A Winnipeg woman, who was burned when a hot air balloon she was in crashed on the weekend, says the company that operates the balloons should ground them.
Liz Clowes was among 12 people injured when the craft skipped across a farmer's field north of the city Saturday morning, before crashing and bursting into flames.
"I was running through the field" with fellow passenger Samantha King, Clowesrecalled Wednesday. "Sam, I remember Sam running through the field ahead of me, and then she stopped and I stopped and turned around, and at that point, I remember Sam yelling: 'Liz, Liz, you're on fire!'" Clowes told CBC's Afternoon Edition.

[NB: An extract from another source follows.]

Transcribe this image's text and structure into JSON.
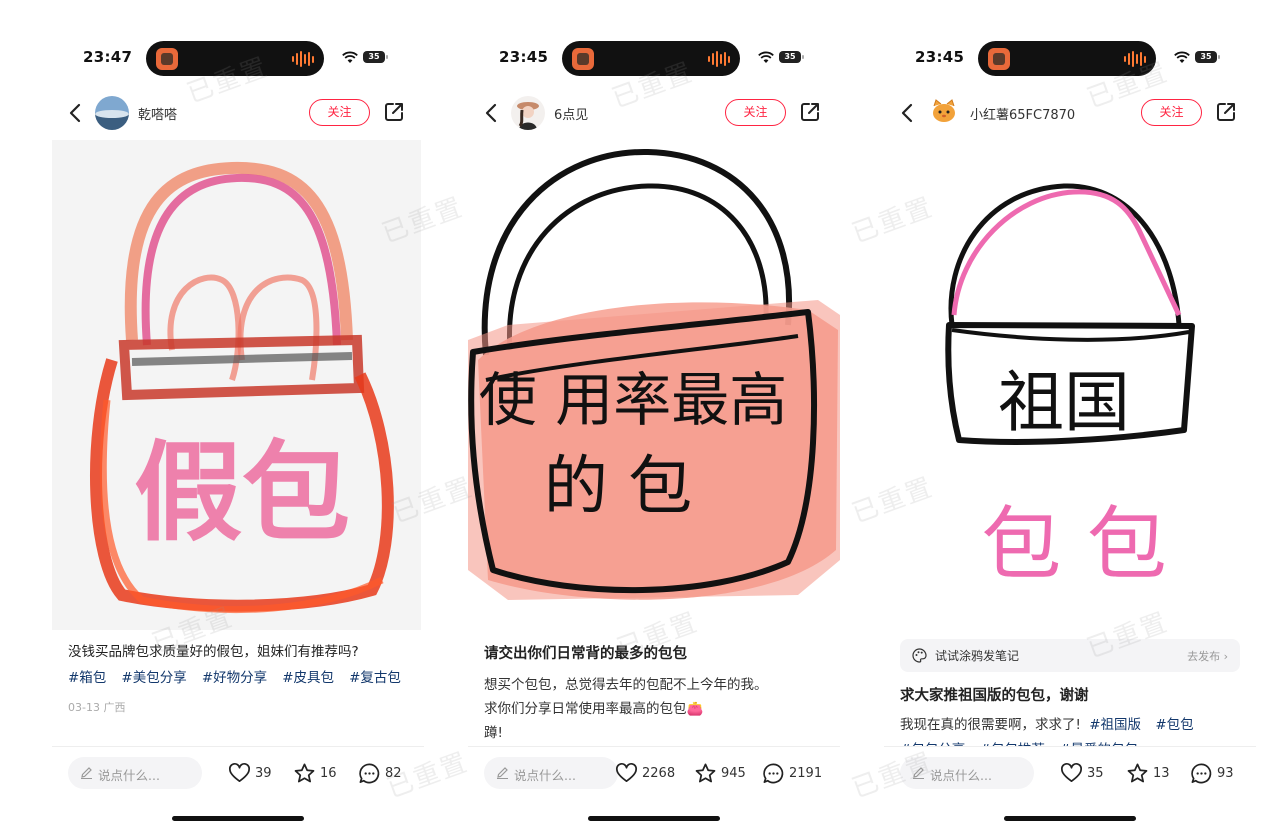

"My back was on fire, my sweater was on fire, and she put me out with her hands. She doesn't even remember doing it."
Clowes has recovered, but says a burned hand remains sore and she has trouble sleeping.Other passengers she has spoken with also say they've had nightmares since the crash, she said.
Although Sundance Balloons president Barry McGonigle said Monday he had been in touch with the crash victims, Clowes said the company did not contact her until Tuesday night. Samantha King told CBC on Wednesday that the company had still not contacted her.

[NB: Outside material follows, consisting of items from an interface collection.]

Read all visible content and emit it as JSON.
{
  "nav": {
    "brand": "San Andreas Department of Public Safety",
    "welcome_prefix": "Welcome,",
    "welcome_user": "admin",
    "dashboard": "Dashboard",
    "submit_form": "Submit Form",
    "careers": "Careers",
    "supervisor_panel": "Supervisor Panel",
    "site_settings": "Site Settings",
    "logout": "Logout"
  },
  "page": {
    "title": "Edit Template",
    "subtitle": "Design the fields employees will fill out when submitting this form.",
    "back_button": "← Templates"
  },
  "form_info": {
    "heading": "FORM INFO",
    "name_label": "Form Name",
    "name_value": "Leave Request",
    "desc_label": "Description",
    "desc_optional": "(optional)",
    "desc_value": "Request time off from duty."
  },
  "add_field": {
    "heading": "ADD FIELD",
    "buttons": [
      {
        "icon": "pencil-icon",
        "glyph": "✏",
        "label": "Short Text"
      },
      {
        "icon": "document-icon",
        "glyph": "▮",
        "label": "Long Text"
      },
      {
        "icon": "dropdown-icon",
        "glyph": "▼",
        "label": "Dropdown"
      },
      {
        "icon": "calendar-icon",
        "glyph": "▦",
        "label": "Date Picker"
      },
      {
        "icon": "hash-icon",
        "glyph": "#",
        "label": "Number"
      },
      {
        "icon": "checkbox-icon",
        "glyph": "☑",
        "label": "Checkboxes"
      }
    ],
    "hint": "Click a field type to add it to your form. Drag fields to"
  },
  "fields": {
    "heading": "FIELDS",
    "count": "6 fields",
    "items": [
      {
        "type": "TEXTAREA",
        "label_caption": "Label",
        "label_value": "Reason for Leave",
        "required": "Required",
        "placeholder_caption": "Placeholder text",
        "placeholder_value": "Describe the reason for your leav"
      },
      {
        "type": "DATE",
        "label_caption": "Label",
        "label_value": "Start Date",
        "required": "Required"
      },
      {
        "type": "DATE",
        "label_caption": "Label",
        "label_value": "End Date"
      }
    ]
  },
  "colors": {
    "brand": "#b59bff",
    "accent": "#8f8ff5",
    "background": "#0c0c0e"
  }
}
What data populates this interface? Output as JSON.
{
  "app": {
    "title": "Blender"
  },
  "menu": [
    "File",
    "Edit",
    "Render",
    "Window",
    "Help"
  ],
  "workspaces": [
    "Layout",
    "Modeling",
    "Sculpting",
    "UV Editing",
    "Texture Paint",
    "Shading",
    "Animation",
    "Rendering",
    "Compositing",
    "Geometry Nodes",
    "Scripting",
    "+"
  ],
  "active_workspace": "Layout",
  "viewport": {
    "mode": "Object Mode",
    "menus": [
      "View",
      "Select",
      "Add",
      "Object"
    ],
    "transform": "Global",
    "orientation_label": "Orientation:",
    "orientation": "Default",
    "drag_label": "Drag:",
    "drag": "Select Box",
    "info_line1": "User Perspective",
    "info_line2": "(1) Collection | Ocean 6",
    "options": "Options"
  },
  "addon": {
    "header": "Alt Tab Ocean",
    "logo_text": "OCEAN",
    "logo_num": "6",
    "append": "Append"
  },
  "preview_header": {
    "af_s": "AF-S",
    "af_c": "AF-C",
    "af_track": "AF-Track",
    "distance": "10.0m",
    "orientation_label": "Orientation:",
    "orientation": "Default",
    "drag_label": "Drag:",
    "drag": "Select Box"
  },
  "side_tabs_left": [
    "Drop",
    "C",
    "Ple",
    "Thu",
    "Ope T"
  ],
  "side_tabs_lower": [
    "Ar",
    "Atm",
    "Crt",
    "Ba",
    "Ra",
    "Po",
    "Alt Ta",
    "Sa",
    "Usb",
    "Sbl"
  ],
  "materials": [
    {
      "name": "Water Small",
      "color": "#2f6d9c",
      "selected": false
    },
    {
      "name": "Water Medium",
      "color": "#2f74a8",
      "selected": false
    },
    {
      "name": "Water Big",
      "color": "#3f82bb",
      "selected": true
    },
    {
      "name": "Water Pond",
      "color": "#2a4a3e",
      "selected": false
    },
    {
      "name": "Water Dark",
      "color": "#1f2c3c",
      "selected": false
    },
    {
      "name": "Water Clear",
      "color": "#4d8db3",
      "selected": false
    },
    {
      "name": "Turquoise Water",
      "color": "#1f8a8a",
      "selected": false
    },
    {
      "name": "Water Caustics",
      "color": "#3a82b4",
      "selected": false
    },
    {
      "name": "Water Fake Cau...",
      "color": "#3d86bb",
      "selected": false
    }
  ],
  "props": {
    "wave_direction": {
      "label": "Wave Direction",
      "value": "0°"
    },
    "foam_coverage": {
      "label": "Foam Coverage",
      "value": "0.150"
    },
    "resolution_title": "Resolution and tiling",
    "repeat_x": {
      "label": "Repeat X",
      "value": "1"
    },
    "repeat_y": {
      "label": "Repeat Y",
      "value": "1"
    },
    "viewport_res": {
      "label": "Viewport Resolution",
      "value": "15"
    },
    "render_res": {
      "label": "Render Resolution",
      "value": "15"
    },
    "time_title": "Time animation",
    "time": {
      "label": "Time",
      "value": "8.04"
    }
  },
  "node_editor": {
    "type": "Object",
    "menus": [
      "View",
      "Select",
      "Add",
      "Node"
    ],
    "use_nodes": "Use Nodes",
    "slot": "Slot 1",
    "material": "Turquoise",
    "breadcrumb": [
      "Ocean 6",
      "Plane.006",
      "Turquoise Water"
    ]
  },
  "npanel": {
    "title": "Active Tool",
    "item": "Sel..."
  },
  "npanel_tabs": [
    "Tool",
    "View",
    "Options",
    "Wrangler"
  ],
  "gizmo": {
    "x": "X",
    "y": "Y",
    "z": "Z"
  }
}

Clowes is calling on the London, Ont.-based company to grounditsballoonsuntil the Transportation Safety Board's investigation of the crash is complete.
"We don't know what the cause of this incident was. It could have been a faulty propane tank, it could have been anything, faulty equipment… who knows?" she said.
"Until this investigation is over and other people don't get hurt or killed, put the balloons on the ground.If you want to show you care, do that."
Sundance officialshad earlier indicated the company planned to resume flights this week.
Contacted by CBCNews onWednesday, McGonigle said the model of balloon involved in the crash — a Firefly 12-B — has been grounded until the TSBfinishes looking into the accident.
McGonigle also said Sundance has tried to contact all of the passengers on the ill-fated flight.